The Washington Supreme Court’s decision in Whatcom County v. Hirst, will significantly impact rural water availability by requiring Washington counties to ignore exceptions for permit-exempt wells in many of the state’s instream flow protection rules, causing considerable and unwarranted hardship to rural property owners. The decision expands the Court’s already extreme protection of regulatory instream flows by requiring counties to make independent “legal water availability” determinations under the Growth Management Act (GMA) before issuing building permits that rely on permit-exempt wells as water supplies.
Both GMA planning counties and non-GMA counties throughout the state are facing confusion about how to implement the Hirst decision. Several counties have declared moratoriums until it is sorted out, which in turn has led to numerous calls for legislative fixes. Given the plethora of regulatory ironies created by the decision, some of which are described in this article, these calls for reform deserve the Legislature’s attention in the upcoming session.
The attached article looks at the history of the Court’s self-described “instream flow jurisprudence” and asks whether the Court hasn’t expanded the scope of instream flow water rights and exceeded its constitutional role as an arbiter of cases with the Hirst decision. A companion follow-up article will look at potential legislative fixes and provide compliance options for counties and developers of rural properties.

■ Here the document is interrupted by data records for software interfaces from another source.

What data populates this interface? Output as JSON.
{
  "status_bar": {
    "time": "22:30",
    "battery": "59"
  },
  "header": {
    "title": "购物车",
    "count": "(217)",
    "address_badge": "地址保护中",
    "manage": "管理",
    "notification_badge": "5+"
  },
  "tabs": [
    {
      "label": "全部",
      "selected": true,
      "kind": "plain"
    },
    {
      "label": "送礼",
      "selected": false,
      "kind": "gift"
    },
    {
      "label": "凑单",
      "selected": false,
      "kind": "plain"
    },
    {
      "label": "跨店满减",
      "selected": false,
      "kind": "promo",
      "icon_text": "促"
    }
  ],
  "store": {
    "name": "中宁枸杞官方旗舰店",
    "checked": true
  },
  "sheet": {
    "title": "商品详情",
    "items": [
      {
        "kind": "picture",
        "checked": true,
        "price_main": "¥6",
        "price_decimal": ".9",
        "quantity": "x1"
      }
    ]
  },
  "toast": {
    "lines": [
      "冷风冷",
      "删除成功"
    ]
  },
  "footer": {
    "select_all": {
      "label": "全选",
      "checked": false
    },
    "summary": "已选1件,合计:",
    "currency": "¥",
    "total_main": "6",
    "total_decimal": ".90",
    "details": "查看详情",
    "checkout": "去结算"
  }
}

 Whatcom County v. Eric Hirst, et al., Wash. Supreme Ct. Case No. 91475-3 (slip opinion dated Oct. 6, 2016).